Advertising competition in presidential elections

Brett R. Gordon*, Wesley R. Hartmann

*Corresponding author for this work

Research output: Contribution to journalArticlepeer-review

15 Scopus citations


Presidential candidates purchase advertising based on each state’s potential to tip the election. The structure of the Electoral College concentrates spending in battleground states, such that a majority of voters are ignored. We estimate an equilibrium model of multimarket advertising competition between candidates that allows for endogenously determined budgets. In a Direct Vote counterfactual, we find advertising would be spread more evenly across states, but total spending levels can either decrease or increase depending on the contestability of the popular vote. Spending would increase by 13 % in the extremely narrow 2000 election, but would decrease by 54 % in 2004. These results suggest that the Electoral College greatly increases advertising spending in typical elections.

Original languageEnglish (US)
Pages (from-to)1-40
Number of pages40
JournalQuantitative Marketing and Economics
Issue number1
StatePublished - Mar 1 2016


  • Advertising
  • Contest
  • Direct vote
  • Electoral college
  • Empirical game
  • Politics
  • Presidential election
  • Resource allocation

ASJC Scopus subject areas

  • Economics, Econometrics and Finance (miscellaneous)
  • Marketing

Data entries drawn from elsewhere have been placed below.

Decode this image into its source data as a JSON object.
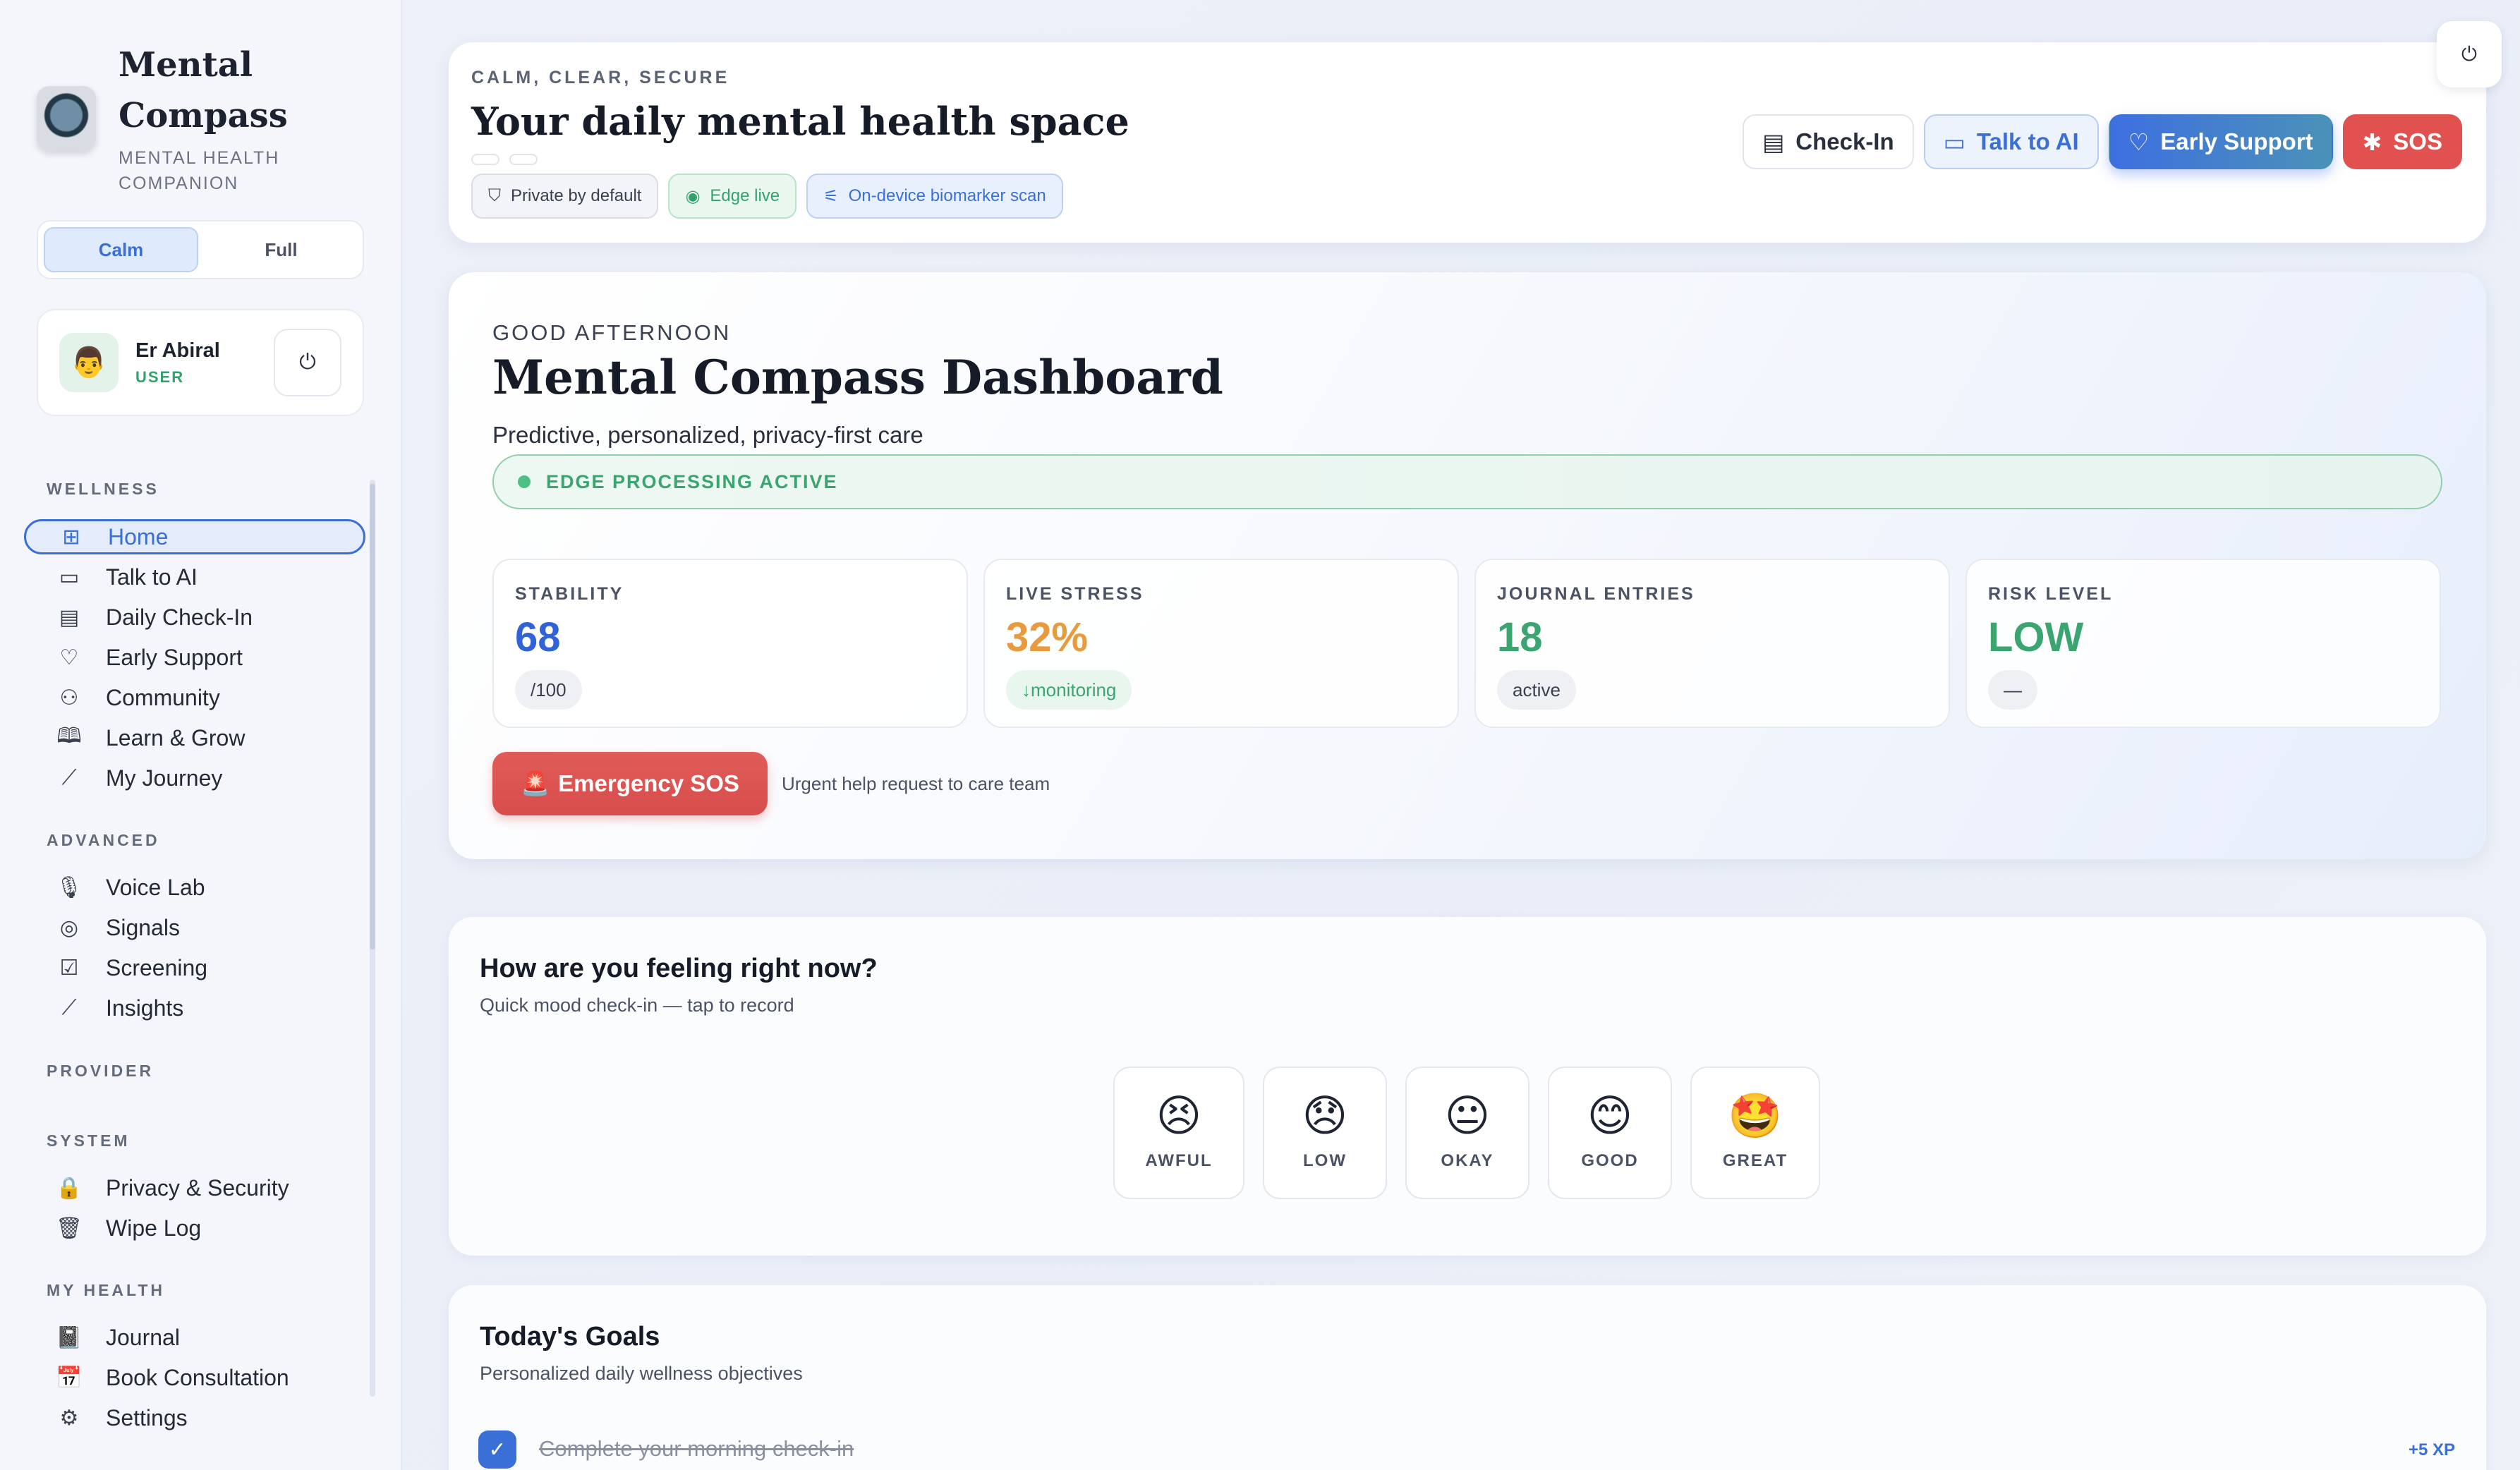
{
  "sidebar": {
    "brand": {
      "title_line1": "Mental",
      "title_line2": "Compass",
      "subtitle_line1": "MENTAL HEALTH",
      "subtitle_line2": "COMPANION"
    },
    "mode_toggle": {
      "options": [
        "Calm",
        "Full"
      ],
      "selected": "Calm"
    },
    "user": {
      "avatar": "👨",
      "name": "Er Abiral",
      "role": "USER",
      "power_icon": "⏻"
    },
    "sections": {
      "wellness": "WELLNESS",
      "advanced": "ADVANCED",
      "provider": "PROVIDER",
      "system": "SYSTEM",
      "my_health": "MY HEALTH"
    },
    "wellness_items": [
      {
        "label": "Home",
        "icon": "grid-icon",
        "glyph": "⊞"
      },
      {
        "label": "Talk to AI",
        "icon": "chat-icon",
        "glyph": "▭"
      },
      {
        "label": "Daily Check-In",
        "icon": "calendar-icon",
        "glyph": "▤"
      },
      {
        "label": "Early Support",
        "icon": "heart-icon",
        "glyph": "♡"
      },
      {
        "label": "Community",
        "icon": "people-icon",
        "glyph": "⚇"
      },
      {
        "label": "Learn & Grow",
        "icon": "book-icon",
        "glyph": "🕮"
      },
      {
        "label": "My Journey",
        "icon": "trend-icon",
        "glyph": "⟋"
      }
    ],
    "advanced_items": [
      {
        "label": "Voice Lab",
        "icon": "microphone-icon",
        "glyph": "🎙"
      },
      {
        "label": "Signals",
        "icon": "signal-icon",
        "glyph": "◎"
      },
      {
        "label": "Screening",
        "icon": "checklist-icon",
        "glyph": "☑"
      },
      {
        "label": "Insights",
        "icon": "insights-icon",
        "glyph": "⟋"
      }
    ],
    "system_items": [
      {
        "label": "Privacy & Security",
        "icon": "lock-icon",
        "glyph": "🔒"
      },
      {
        "label": "Wipe Log",
        "icon": "trash-icon",
        "glyph": "🗑"
      }
    ],
    "health_items": [
      {
        "label": "Journal",
        "icon": "journal-icon",
        "glyph": "📓"
      },
      {
        "label": "Book Consultation",
        "icon": "calendar-date-icon",
        "glyph": "📅"
      },
      {
        "label": "Settings",
        "icon": "gear-icon",
        "glyph": "⚙"
      }
    ]
  },
  "header": {
    "eyebrow": "CALM, CLEAR, SECURE",
    "title": "Your daily mental health space",
    "pills": [
      {
        "label": "Private by default",
        "icon": "shield-icon",
        "glyph": "⛉"
      },
      {
        "label": "Edge live",
        "icon": "live-dot-icon",
        "glyph": "◉"
      },
      {
        "label": "On-device biomarker scan",
        "icon": "scan-icon",
        "glyph": "⚟"
      }
    ],
    "actions": [
      {
        "label": "Check-In",
        "icon": "calendar-icon",
        "glyph": "▤"
      },
      {
        "label": "Talk to AI",
        "icon": "chat-icon",
        "glyph": "▭"
      },
      {
        "label": "Early Support",
        "icon": "heart-icon",
        "glyph": "♡"
      },
      {
        "label": "SOS",
        "icon": "asterisk-icon",
        "glyph": "✱"
      }
    ],
    "corner_power": "⏻"
  },
  "dashboard": {
    "greeting": "GOOD AFTERNOON",
    "title": "Mental Compass Dashboard",
    "subtitle": "Predictive, personalized, privacy-first care",
    "edge_status": "EDGE PROCESSING ACTIVE",
    "stats": [
      {
        "label": "STABILITY",
        "value": "68",
        "chip": "/100",
        "color": "#2f63d6"
      },
      {
        "label": "LIVE STRESS",
        "value": "32%",
        "chip": "↓monitoring",
        "color": "#e99a3c"
      },
      {
        "label": "JOURNAL ENTRIES",
        "value": "18",
        "chip": "active",
        "color": "#3aa56f"
      },
      {
        "label": "RISK LEVEL",
        "value": "LOW",
        "chip": "—",
        "color": "#3aa56f"
      }
    ],
    "sos_button": {
      "label": "Emergency SOS",
      "icon": "siren-icon",
      "glyph": "🚨"
    },
    "sos_note": "Urgent help request to care team"
  },
  "mood": {
    "title": "How are you feeling right now?",
    "subtitle": "Quick mood check-in — tap to record",
    "options": [
      {
        "label": "AWFUL",
        "emoji": "😣"
      },
      {
        "label": "LOW",
        "emoji": "😞"
      },
      {
        "label": "OKAY",
        "emoji": "😐"
      },
      {
        "label": "GOOD",
        "emoji": "😊"
      },
      {
        "label": "GREAT",
        "emoji": "🤩"
      }
    ]
  },
  "goals": {
    "title": "Today's Goals",
    "subtitle": "Personalized daily wellness objectives",
    "items": [
      {
        "label": "Complete your morning check-in",
        "xp": "+5 XP",
        "done": true,
        "check": "✓"
      }
    ]
  },
  "colors": {
    "accent": "#3a6fd8",
    "success": "#3aa56f",
    "warning": "#e99a3c",
    "danger": "#e0514f"
  }
}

Dive into the research topics of 'Advertising competition in presidential elections'. Together they form a unique fingerprint.

Cite this